Source information.
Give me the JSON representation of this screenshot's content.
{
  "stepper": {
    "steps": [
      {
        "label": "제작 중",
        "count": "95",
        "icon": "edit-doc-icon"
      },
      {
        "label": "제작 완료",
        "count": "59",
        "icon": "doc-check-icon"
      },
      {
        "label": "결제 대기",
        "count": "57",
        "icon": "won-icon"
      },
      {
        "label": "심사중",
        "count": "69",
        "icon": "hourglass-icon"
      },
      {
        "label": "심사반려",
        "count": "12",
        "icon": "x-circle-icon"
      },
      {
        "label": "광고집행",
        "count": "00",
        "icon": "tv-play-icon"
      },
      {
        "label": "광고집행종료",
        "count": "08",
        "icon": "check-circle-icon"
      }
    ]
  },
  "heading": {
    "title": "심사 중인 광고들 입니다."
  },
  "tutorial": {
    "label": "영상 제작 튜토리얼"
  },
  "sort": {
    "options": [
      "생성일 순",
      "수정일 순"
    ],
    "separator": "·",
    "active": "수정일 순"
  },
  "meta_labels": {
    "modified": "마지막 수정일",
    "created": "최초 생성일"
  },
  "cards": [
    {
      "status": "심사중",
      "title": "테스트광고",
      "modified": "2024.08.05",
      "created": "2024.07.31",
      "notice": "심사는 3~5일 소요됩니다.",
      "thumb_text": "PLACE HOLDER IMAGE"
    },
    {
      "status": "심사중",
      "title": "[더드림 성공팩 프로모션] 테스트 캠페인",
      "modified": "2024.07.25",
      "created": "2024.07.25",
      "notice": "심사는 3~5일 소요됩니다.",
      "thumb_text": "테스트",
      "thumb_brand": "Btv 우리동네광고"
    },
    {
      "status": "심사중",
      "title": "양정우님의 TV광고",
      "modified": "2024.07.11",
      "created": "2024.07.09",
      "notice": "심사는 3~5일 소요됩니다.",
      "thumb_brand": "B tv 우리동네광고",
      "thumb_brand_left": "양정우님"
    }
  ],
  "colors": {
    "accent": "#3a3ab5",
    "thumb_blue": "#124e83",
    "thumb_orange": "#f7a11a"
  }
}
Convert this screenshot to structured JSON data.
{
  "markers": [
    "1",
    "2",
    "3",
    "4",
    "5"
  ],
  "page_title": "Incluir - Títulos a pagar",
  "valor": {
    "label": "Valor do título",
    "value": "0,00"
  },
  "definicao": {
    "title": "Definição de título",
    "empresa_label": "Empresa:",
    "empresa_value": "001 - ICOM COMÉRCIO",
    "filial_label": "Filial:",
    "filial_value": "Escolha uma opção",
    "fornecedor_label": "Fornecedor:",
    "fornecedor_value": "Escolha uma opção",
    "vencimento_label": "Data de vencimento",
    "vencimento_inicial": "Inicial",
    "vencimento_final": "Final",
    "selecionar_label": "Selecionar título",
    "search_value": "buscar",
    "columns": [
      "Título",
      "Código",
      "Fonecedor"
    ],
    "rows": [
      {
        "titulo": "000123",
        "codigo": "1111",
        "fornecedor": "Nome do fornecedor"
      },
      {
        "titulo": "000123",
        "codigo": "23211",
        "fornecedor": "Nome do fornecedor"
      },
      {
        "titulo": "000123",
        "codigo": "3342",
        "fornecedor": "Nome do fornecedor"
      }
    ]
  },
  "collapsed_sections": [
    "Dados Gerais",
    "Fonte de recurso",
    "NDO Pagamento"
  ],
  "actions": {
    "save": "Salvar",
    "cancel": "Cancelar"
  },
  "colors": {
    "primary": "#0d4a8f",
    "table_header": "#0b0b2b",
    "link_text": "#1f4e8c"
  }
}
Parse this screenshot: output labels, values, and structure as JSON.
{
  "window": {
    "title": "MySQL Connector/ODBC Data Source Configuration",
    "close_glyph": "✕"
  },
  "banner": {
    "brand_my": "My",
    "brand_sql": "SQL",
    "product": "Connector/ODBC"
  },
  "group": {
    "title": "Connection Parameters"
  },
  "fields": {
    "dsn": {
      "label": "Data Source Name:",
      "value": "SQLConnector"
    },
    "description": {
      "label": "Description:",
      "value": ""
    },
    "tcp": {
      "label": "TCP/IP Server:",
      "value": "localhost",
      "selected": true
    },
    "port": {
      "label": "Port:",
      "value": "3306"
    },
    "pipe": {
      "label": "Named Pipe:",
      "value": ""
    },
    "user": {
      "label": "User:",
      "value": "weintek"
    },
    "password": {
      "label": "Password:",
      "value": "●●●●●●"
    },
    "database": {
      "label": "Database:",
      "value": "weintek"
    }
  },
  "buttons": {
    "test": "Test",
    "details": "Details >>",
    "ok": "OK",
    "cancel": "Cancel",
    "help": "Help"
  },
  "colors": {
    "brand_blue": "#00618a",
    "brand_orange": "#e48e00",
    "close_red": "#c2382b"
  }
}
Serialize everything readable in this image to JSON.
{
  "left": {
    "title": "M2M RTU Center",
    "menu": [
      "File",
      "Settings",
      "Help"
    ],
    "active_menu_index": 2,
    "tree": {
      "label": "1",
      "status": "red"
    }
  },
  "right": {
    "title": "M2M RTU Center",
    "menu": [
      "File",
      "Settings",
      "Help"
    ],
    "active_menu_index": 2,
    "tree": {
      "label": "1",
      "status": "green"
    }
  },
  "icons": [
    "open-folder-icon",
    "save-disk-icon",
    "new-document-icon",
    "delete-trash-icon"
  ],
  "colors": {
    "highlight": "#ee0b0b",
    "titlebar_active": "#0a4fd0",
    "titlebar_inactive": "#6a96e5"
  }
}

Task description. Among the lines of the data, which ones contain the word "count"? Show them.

Response to the task.
        "count": "95",
        "count": "59",
        "count": "57",
        "count": "69",
        "count": "12",
        "count": "00",
        "count": "08",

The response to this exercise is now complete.